around the World War I museum.[2]

I also made it to a Royals Game. I love going to ballparks. Especially nice ones. And Kaufman field is a really nice one.

One of the reason I enjoy going to sporting events when visiting a city, is that it is one of the few things you can do with 20,000 to 40,000 of the cities inhabitants. It is a social experience of the place. Unfortunately, the Royals are terrible…only they are better than the hapless Orioles who they were playing…so 20,000 Kansas Cityans is a little on the generous side.

But there was a hilarious moment. Before the game teams often play a montage of the team highlights. So before the game they flashed up this graphic on the big screen.[3]

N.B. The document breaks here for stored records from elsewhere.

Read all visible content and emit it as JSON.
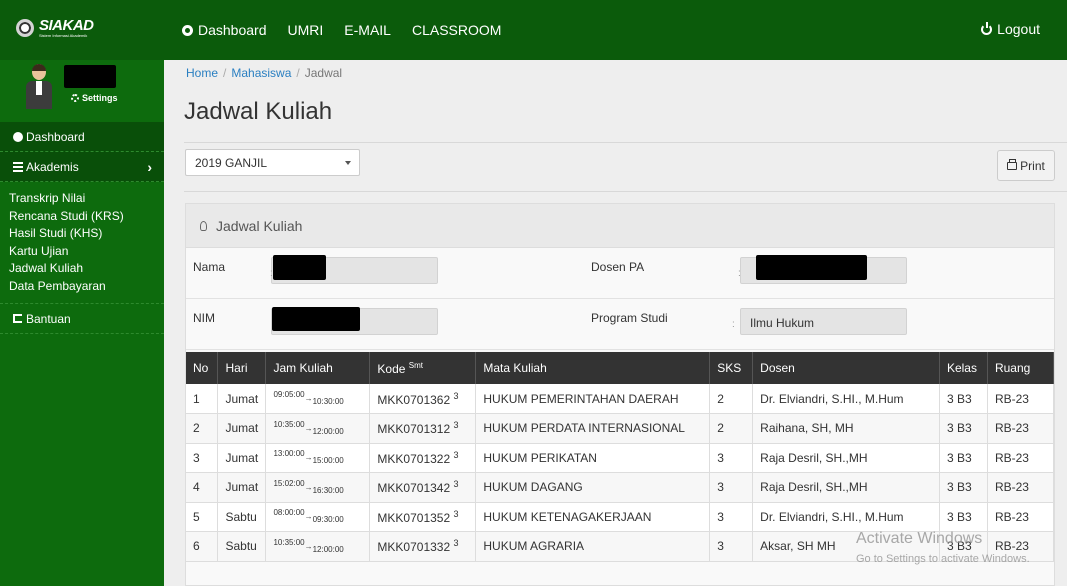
{
  "brand": {
    "name": "SIAKAD",
    "sub": "Sistem Informasi Akademik"
  },
  "nav": {
    "items": [
      "Dashboard",
      "UMRI",
      "E-MAIL",
      "CLASSROOM"
    ],
    "logout": "Logout"
  },
  "sidebar": {
    "settings": "Settings",
    "dashboard": "Dashboard",
    "akademis": "Akademis",
    "submenu": [
      "Transkrip Nilai",
      "Rencana Studi (KRS)",
      "Hasil Studi (KHS)",
      "Kartu Ujian",
      "Jadwal Kuliah",
      "Data Pembayaran"
    ],
    "bantuan": "Bantuan"
  },
  "breadcrumb": {
    "home": "Home",
    "mahasiswa": "Mahasiswa",
    "current": "Jadwal"
  },
  "page_title": "Jadwal Kuliah",
  "semester_select": {
    "value": "2019 GANJIL"
  },
  "print_label": "Print",
  "panel": {
    "title": "Jadwal Kuliah",
    "nama_label": "Nama",
    "nim_label": "NIM",
    "dosen_pa_label": "Dosen PA",
    "program_studi_label": "Program Studi",
    "program_studi_value": "Ilmu Hukum",
    "colon": ":"
  },
  "table": {
    "headers": [
      "No",
      "Hari",
      "Jam Kuliah",
      "Kode",
      "Mata Kuliah",
      "SKS",
      "Dosen",
      "Kelas",
      "Ruang"
    ],
    "kode_sup": "Smt",
    "rows": [
      {
        "no": "1",
        "hari": "Jumat",
        "start": "09:05:00",
        "end": "10:30:00",
        "kode": "MKK0701362",
        "smt": "3",
        "mk": "HUKUM PEMERINTAHAN DAERAH",
        "sks": "2",
        "dosen": "Dr. Elviandri, S.HI., M.Hum",
        "kelas": "3 B3",
        "ruang": "RB-23"
      },
      {
        "no": "2",
        "hari": "Jumat",
        "start": "10:35:00",
        "end": "12:00:00",
        "kode": "MKK0701312",
        "smt": "3",
        "mk": "HUKUM PERDATA INTERNASIONAL",
        "sks": "2",
        "dosen": "Raihana, SH, MH",
        "kelas": "3 B3",
        "ruang": "RB-23"
      },
      {
        "no": "3",
        "hari": "Jumat",
        "start": "13:00:00",
        "end": "15:00:00",
        "kode": "MKK0701322",
        "smt": "3",
        "mk": "HUKUM PERIKATAN",
        "sks": "3",
        "dosen": "Raja Desril, SH.,MH",
        "kelas": "3 B3",
        "ruang": "RB-23"
      },
      {
        "no": "4",
        "hari": "Jumat",
        "start": "15:02:00",
        "end": "16:30:00",
        "kode": "MKK0701342",
        "smt": "3",
        "mk": "HUKUM DAGANG",
        "sks": "3",
        "dosen": "Raja Desril, SH.,MH",
        "kelas": "3 B3",
        "ruang": "RB-23"
      },
      {
        "no": "5",
        "hari": "Sabtu",
        "start": "08:00:00",
        "end": "09:30:00",
        "kode": "MKK0701352",
        "smt": "3",
        "mk": "HUKUM KETENAGAKERJAAN",
        "sks": "3",
        "dosen": "Dr. Elviandri, S.HI., M.Hum",
        "kelas": "3 B3",
        "ruang": "RB-23"
      },
      {
        "no": "6",
        "hari": "Sabtu",
        "start": "10:35:00",
        "end": "12:00:00",
        "kode": "MKK0701332",
        "smt": "3",
        "mk": "HUKUM AGRARIA",
        "sks": "3",
        "dosen": "Aksar, SH MH",
        "kelas": "3 B3",
        "ruang": "RB-23"
      }
    ]
  },
  "watermark": {
    "line1": "Activate Windows",
    "line2": "Go to Settings to activate Windows."
  }
}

I thought it was hilarious that they would call their highlight reel ‘Major League Moments’ as if that is the best they can hope for. Even better, they left the screen up there for about 3 minutes…and then just took it down. No highlights. Apparently, the Royals were not even able to clear the bar of moments that seem characteristic of the Major Leagues.

Then there was this building.

I heard a rumor that it was the building used for the climactic scene of Ghostbusters. I didn’t bother to verify this, because it seems like the sort of thing that makes a better story in rumor form. But that is pretty cool and highlights the eclectic nature of Kansas City architecture.

This post was written while listening to the Mumford and Sons channel on Pandora

[1] It also runs through the zoo, near the ‘Lagoons of Africa’ which led to a number of jokes about it being a unique ‘habitat enhancement’ project…for hippos.
[2] At the base of the tower is a mural that I found pretty moving, with soldiers and civilians, some antagonistic, others battered by war, all converging on a strong angelic figure in the center and four verses from the Bible:

“Behold a pale horse and his name that sat on him was death and hell followed with him.”
“Violence shall no more be heard in thy land, wasting nor destruction within thy borders.”
“What does the Lord require of thee but to do justly, and to love mercy and to walk humbly with thy God.”
“Then shall the earth yield her increase and God even our own God shall bless us.”

[3] Apparently it was the biggest screen in the country until the cowboys put their monstrosity in.


Joel said...

I know where the final scene of "Ghostbusters" was filmed, because that's the kind of useless trivia I absorb, but I will refrain from confirming or denying since the story is more entertaining as a rumor.

stanford said...

Thanks for playing along, Joel. :)